> [Exercise instructions] Leave the pictures out and return every line below exactly.

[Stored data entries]
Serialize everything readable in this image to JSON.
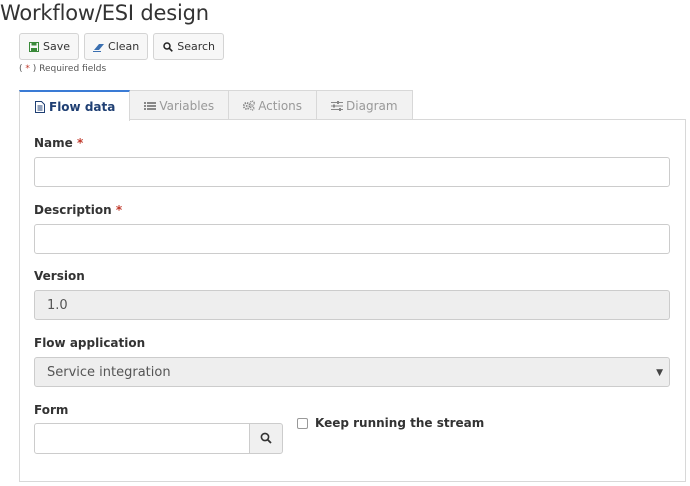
{
  "page": {
    "title": "Workflow/ESI design"
  },
  "toolbar": {
    "save": {
      "label": "Save",
      "icon": "save-icon"
    },
    "clean": {
      "label": "Clean",
      "icon": "eraser-icon"
    },
    "search": {
      "label": "Search",
      "icon": "search-icon"
    }
  },
  "required_note": {
    "prefix": "( ",
    "star": "*",
    "suffix": " ) Required fields"
  },
  "tabs": [
    {
      "label": "Flow data",
      "icon": "document-icon",
      "active": true
    },
    {
      "label": "Variables",
      "icon": "list-icon",
      "active": false
    },
    {
      "label": "Actions",
      "icon": "gears-icon",
      "active": false
    },
    {
      "label": "Diagram",
      "icon": "sliders-icon",
      "active": false
    }
  ],
  "form": {
    "name": {
      "label": "Name",
      "required_mark": "*",
      "value": ""
    },
    "description": {
      "label": "Description",
      "required_mark": "*",
      "value": ""
    },
    "version": {
      "label": "Version",
      "value": "1.0"
    },
    "flow_application": {
      "label": "Flow application",
      "value": "Service integration"
    },
    "form_field": {
      "label": "Form",
      "value": ""
    },
    "keep_running": {
      "label": "Keep running the stream",
      "checked": false
    }
  },
  "colors": {
    "accent": "#3a7bd5",
    "required": "#c0392b",
    "active_tab_text": "#1f3f73"
  }
}
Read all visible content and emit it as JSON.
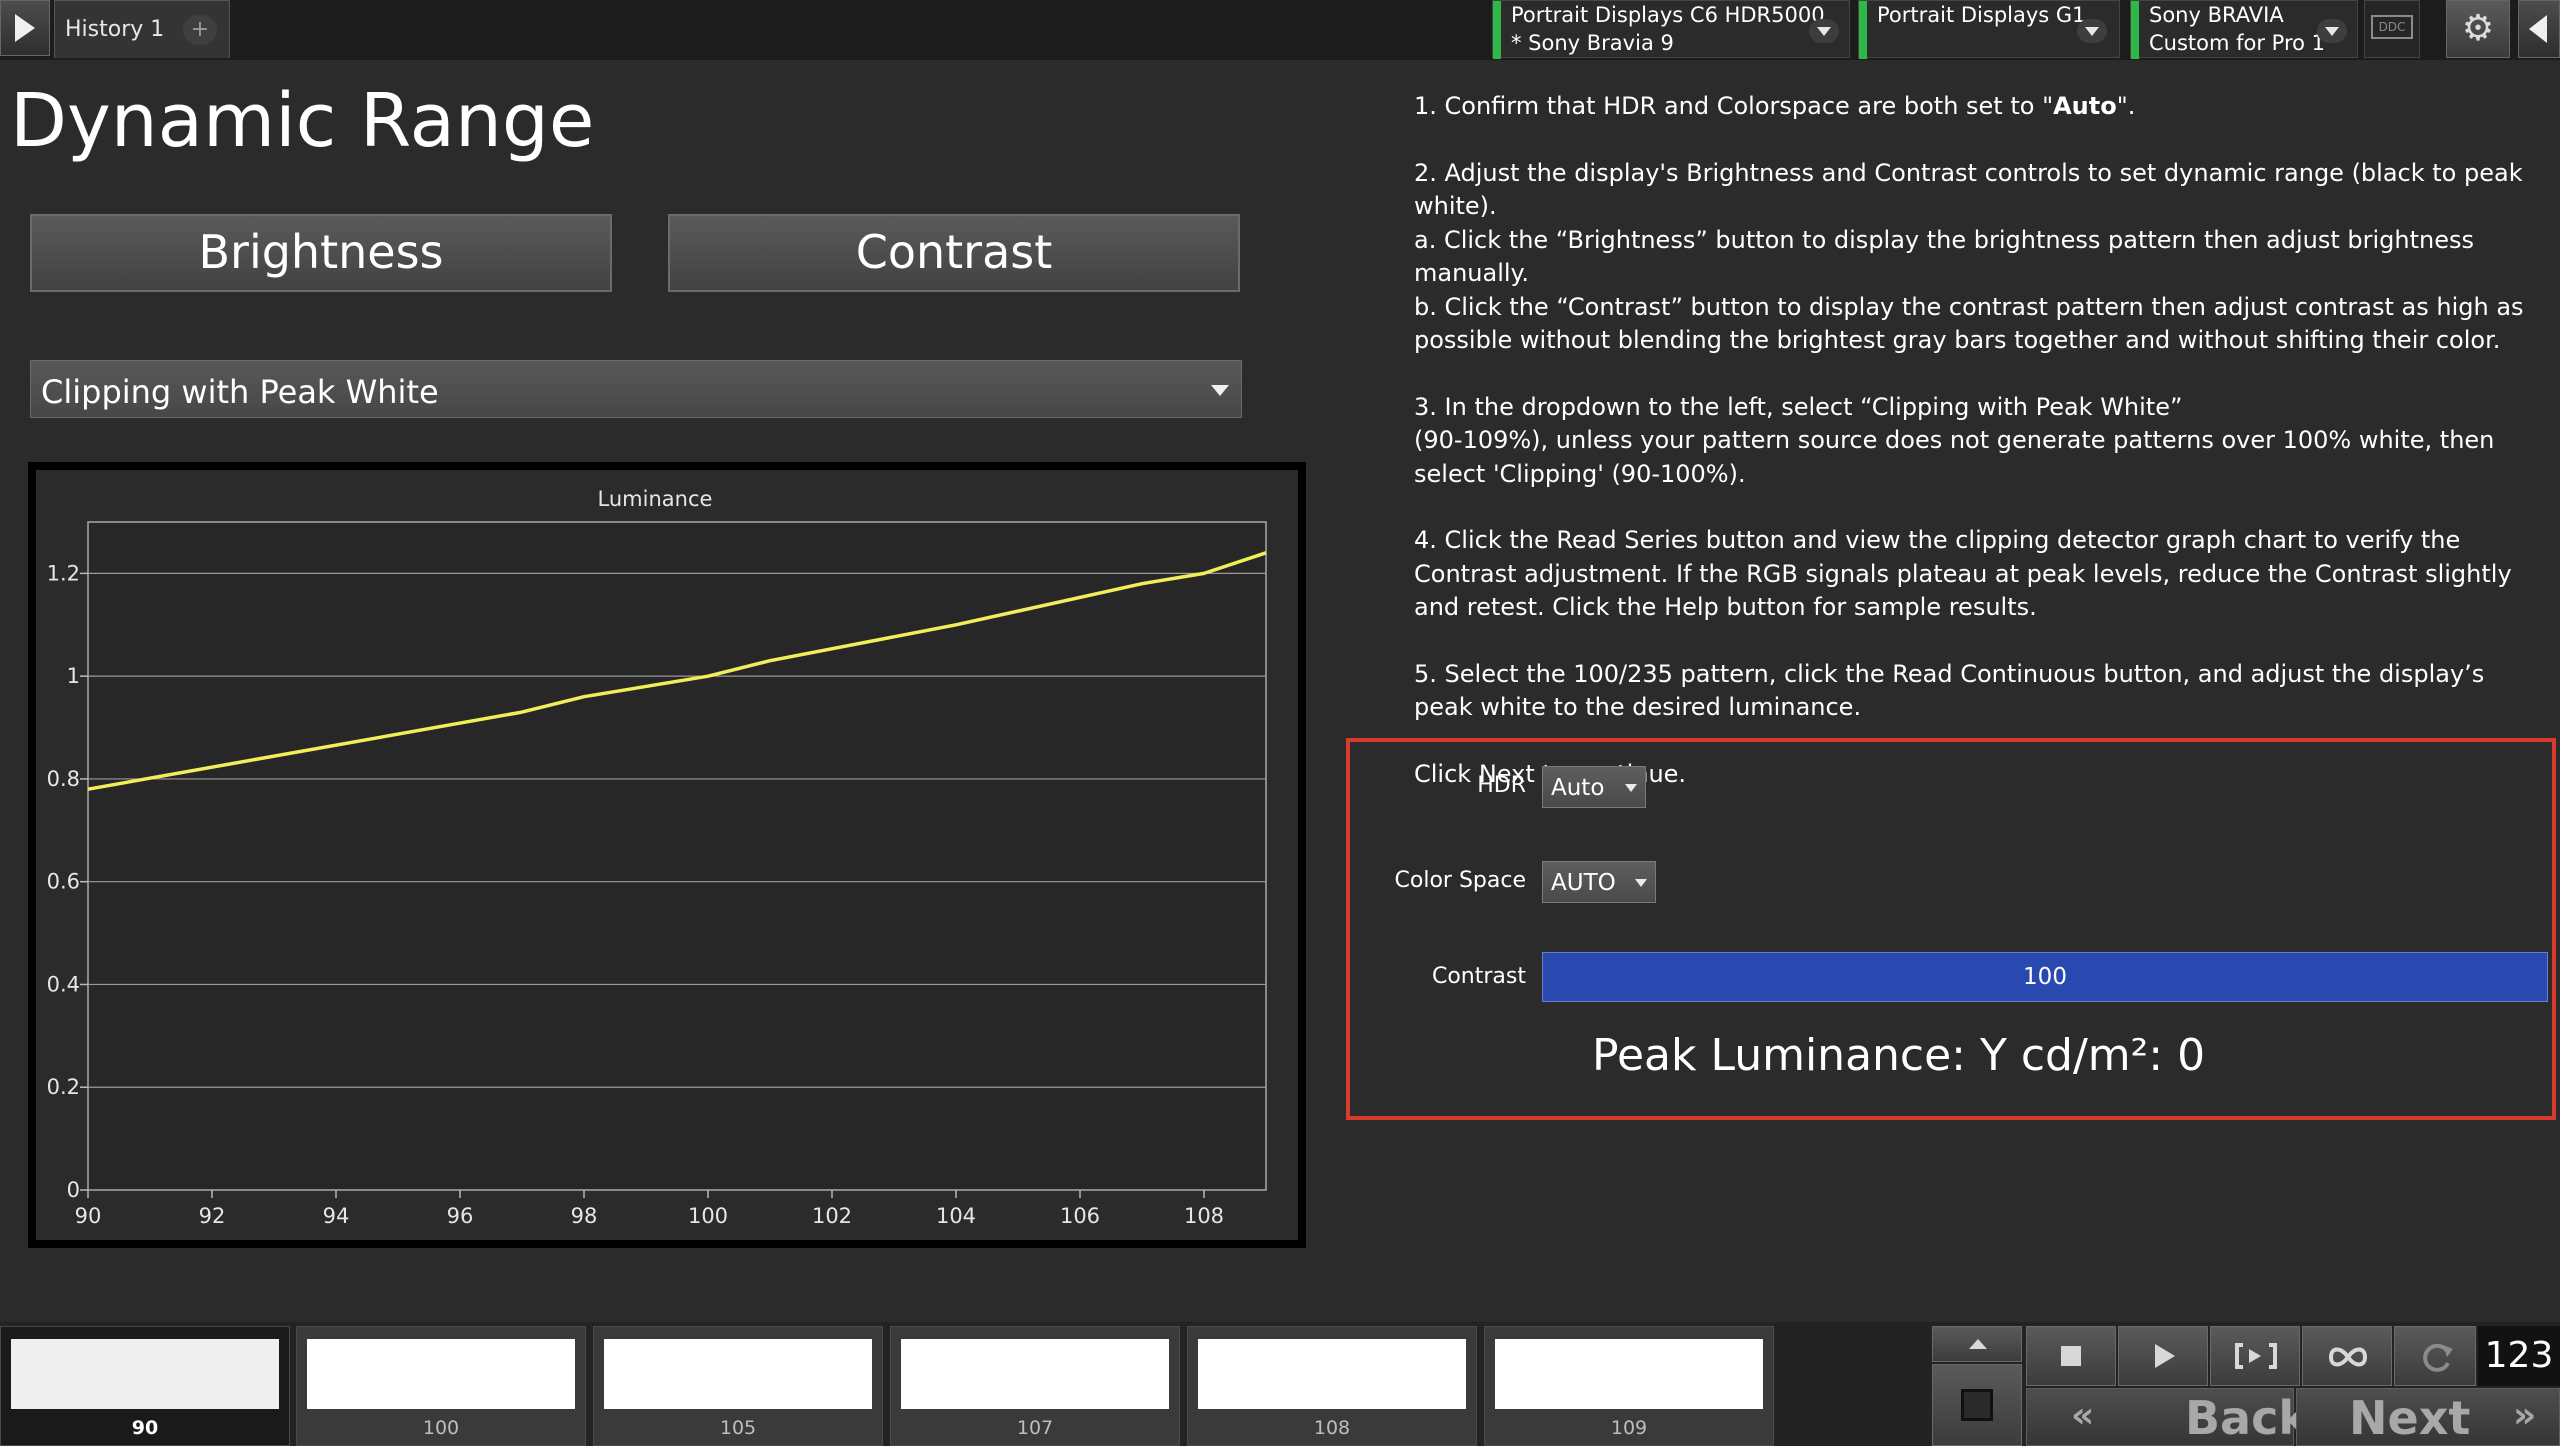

> [Problem solution]
Serialize everything readable in this image to JSON.
{
  "page": {
    "title": "Workflow/ESI design"
  },
  "toolbar": {
    "save": {
      "label": "Save",
      "icon": "save-icon"
    },
    "clean": {
      "label": "Clean",
      "icon": "eraser-icon"
    },
    "search": {
      "label": "Search",
      "icon": "search-icon"
    }
  },
  "required_note": {
    "prefix": "( ",
    "star": "*",
    "suffix": " ) Required fields"
  },
  "tabs": [
    {
      "label": "Flow data",
      "icon": "document-icon",
      "active": true
    },
    {
      "label": "Variables",
      "icon": "list-icon",
      "active": false
    },
    {
      "label": "Actions",
      "icon": "gears-icon",
      "active": false
    },
    {
      "label": "Diagram",
      "icon": "sliders-icon",
      "active": false
    }
  ],
  "form": {
    "name": {
      "label": "Name",
      "required_mark": "*",
      "value": ""
    },
    "description": {
      "label": "Description",
      "required_mark": "*",
      "value": ""
    },
    "version": {
      "label": "Version",
      "value": "1.0"
    },
    "flow_application": {
      "label": "Flow application",
      "value": "Service integration"
    },
    "form_field": {
      "label": "Form",
      "value": ""
    },
    "keep_running": {
      "label": "Keep running the stream",
      "checked": false
    }
  },
  "colors": {
    "accent": "#3a7bd5",
    "required": "#c0392b",
    "active_tab_text": "#1f3f73"
  }
}
Read all visible content and emit it as JSON.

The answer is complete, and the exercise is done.